During the 19th century, Ireland saw a rapid increase in unemployment. Thousands suffered in poverty, and were often regarded as “permanent deadweight”, “feckless”, or a “redundant” population. Because so many were desperate for jobs, employers were able to reduce wages even further – far below the proper acceptable level – leaving even the employed in dire straits.
This left much of the population looking abroad for relief. Most had family or friends in America, and these fortunate folks often had their fares paid. There was a sizeable group, however, that had neither the connections nor the finances to move.
These poorest of the poor turned to England and Scotland for jobs. Before long, however, the English government became alarmed at the prospect of thousands of migrant paupers pouring across the borders and negatively affecting the native labour conditions. The British job market was already overloaded with English workers, and there were simply not enough resources to provide for the Irish influx.
Thus, a plan was conceived to fund assisted emigration programs. The British government and poor law unions along with independent philanthropists and landlords conspired to pay the fares of 300,000 of the most destitute in Ireland. Those sent abroad were typically able-bodied workers who simply could not find employment at home. These primarily included workhouse paupers, single women, and landless agricultural labourers. This group was overwhelmingly Catholic, and made up nearly 10% of the total migration.
A number of schemes were implemented, and each saw varying degrees of success. Some colonies such as New Zealand and Australia were desperate to attract skilled immigrants, and offered money or land grants to any Irish who chose to emigrate. Most, however, were sent to North America.
Conditions varied greatly for the newly arrived emigrants. Many struggled enormously, finding conditions abroad little better than back in Ireland. Some programs, however, were very successful.
A program led by Peter Robinson, for example, stands out as a highly successful venture. A select group of Irish emigrants was chosen from a number of estates in County Cork, as well as a few from estates in the southeast of Ireland. Stringent rules required emigrants to be Roman Catholic peasants under the age of 45.
Roughly 300 families were selected, and each emigrant was given 70 acres of land in Canada’s Ottowa Valley.
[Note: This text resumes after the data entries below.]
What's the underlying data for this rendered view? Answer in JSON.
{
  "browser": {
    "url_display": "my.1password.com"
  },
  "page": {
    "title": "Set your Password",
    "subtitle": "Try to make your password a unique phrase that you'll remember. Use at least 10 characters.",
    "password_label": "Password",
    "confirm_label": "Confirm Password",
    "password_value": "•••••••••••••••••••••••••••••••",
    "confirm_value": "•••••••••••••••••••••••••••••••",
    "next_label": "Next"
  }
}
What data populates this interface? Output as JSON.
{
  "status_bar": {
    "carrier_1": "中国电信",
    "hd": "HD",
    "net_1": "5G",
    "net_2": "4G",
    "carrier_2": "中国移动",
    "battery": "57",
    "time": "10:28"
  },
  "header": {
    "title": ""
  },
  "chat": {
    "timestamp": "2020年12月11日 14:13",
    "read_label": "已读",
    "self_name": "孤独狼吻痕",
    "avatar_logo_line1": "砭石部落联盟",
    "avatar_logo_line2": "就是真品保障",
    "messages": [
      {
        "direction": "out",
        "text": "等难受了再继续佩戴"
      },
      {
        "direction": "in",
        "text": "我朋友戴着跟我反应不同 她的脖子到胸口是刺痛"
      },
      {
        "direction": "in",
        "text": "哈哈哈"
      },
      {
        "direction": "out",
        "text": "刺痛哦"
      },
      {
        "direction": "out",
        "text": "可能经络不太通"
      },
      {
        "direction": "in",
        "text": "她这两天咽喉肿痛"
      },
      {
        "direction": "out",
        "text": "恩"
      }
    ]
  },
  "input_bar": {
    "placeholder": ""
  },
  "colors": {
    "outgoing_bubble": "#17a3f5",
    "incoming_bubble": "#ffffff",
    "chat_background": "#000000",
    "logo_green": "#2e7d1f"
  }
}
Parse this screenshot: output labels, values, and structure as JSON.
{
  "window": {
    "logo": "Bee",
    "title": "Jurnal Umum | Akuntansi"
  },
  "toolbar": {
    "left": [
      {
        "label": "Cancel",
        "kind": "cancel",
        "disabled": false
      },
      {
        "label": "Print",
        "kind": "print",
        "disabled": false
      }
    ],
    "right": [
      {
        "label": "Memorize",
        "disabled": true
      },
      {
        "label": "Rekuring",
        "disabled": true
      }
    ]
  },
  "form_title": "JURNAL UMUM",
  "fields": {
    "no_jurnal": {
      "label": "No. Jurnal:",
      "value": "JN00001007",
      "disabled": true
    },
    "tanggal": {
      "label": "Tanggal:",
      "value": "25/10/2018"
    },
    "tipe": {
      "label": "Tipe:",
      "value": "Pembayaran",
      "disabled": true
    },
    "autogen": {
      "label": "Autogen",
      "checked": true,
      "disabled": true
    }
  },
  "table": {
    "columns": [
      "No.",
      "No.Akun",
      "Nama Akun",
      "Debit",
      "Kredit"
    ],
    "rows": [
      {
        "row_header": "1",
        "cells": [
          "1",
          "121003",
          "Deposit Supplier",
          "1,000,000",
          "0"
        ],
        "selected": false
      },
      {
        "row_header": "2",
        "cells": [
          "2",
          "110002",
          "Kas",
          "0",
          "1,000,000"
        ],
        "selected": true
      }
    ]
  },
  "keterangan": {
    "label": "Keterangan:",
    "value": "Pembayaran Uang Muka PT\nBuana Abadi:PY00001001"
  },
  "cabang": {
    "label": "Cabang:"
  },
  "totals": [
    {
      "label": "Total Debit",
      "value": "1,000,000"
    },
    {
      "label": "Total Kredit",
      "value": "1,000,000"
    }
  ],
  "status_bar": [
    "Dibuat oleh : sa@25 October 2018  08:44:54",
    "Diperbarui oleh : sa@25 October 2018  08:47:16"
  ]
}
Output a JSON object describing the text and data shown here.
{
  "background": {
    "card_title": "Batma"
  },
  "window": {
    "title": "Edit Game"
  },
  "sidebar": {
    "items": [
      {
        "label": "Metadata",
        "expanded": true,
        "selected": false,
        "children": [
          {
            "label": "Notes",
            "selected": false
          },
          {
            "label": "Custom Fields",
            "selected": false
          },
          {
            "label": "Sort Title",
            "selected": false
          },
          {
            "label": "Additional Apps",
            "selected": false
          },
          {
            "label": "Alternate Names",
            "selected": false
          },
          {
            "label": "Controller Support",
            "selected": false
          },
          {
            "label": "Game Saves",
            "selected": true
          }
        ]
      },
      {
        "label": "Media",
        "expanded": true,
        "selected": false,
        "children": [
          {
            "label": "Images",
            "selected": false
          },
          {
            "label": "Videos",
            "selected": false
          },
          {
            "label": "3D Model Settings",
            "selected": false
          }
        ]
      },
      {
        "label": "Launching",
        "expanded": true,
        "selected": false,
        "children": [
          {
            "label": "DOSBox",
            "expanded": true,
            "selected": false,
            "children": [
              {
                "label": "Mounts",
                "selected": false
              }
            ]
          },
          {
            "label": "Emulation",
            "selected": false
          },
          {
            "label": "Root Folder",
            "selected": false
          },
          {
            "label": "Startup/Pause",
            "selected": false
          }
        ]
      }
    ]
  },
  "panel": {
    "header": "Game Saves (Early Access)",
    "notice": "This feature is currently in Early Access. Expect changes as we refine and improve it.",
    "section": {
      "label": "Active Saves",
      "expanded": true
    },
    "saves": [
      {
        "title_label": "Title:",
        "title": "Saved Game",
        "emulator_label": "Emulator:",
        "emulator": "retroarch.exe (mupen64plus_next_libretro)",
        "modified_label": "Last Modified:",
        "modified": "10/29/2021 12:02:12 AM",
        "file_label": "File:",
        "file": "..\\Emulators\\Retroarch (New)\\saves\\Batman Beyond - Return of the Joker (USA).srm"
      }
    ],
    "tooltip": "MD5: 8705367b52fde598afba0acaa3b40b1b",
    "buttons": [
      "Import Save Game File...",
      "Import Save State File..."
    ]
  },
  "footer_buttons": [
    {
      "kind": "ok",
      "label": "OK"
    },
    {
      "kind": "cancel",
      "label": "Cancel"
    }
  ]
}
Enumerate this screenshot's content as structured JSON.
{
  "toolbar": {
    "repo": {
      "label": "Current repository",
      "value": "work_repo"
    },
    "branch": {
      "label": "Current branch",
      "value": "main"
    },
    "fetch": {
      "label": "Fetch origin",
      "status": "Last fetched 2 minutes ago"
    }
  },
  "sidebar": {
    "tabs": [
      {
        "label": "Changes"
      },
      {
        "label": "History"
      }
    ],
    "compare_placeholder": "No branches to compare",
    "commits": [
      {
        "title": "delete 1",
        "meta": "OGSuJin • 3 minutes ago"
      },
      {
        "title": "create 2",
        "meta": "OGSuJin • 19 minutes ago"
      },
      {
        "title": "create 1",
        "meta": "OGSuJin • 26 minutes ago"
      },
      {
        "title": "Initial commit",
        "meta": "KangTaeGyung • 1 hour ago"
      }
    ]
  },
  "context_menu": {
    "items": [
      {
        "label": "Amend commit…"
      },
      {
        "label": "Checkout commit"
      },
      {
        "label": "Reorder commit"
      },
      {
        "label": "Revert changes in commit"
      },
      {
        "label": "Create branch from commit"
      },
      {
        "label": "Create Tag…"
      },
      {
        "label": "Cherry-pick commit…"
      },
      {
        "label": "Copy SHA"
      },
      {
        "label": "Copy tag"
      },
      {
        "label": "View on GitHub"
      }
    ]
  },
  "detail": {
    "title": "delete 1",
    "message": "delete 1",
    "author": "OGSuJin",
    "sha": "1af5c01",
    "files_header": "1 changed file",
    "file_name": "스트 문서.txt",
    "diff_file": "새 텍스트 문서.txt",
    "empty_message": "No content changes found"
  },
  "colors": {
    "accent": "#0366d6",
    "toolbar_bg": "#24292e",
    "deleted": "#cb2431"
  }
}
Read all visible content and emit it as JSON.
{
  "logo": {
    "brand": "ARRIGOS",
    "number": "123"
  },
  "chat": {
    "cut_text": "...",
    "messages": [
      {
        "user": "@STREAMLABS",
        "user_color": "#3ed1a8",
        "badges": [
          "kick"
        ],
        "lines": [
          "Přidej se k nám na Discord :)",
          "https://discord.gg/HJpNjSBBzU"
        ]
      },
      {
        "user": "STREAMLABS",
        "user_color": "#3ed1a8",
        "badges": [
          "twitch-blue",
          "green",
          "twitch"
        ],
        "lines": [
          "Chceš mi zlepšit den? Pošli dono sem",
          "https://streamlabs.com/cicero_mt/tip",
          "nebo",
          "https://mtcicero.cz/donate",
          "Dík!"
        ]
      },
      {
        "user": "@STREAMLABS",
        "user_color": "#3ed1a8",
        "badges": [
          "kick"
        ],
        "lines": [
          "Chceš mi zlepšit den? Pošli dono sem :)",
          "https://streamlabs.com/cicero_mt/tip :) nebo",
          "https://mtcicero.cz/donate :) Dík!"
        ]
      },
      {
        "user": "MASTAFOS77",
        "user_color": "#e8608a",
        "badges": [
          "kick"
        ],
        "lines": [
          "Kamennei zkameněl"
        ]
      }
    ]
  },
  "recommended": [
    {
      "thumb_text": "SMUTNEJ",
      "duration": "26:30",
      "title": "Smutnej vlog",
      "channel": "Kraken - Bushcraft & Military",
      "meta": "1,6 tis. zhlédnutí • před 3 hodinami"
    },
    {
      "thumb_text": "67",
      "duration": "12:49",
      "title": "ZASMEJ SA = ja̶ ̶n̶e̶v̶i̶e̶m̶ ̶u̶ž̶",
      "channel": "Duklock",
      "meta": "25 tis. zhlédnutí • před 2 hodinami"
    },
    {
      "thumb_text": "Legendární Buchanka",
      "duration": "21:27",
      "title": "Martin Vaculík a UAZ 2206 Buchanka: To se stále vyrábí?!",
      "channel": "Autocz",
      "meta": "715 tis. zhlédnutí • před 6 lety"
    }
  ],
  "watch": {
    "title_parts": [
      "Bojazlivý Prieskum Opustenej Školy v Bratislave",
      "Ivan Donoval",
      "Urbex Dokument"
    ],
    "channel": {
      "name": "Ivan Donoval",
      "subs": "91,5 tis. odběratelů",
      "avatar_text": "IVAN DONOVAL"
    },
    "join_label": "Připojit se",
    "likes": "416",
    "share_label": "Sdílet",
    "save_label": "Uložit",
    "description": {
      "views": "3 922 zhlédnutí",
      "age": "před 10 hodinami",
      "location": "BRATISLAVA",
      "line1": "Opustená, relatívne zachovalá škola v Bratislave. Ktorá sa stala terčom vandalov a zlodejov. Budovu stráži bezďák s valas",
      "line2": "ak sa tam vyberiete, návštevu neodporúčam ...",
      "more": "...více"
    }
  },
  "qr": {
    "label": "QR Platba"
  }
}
Emigrants would be required to pay an annual quit rent to the Crown at a rate of 2 pence per acre; however, each emigrant was provided with needed supplies, including food, seed corn and potatoes, cattle, and tools for building and farming. Log cabins were even constructed and clearings made on each settler’s land grant.
By contrast, other programs were significantly less successful. Those implemented during the Great Famine created the greatest hardships, as many schemes were enforced by landlords on unwilling evicted tenants. These were poorly funded ventures which generated great difficulty for both the emigrants and the host nations.
Overall, however, a great many of these assisted emigrants went on to prosper in their new homes. Despite the difficulties they faced, many made the courageous choices necessary and established prosperous settlements for following generations.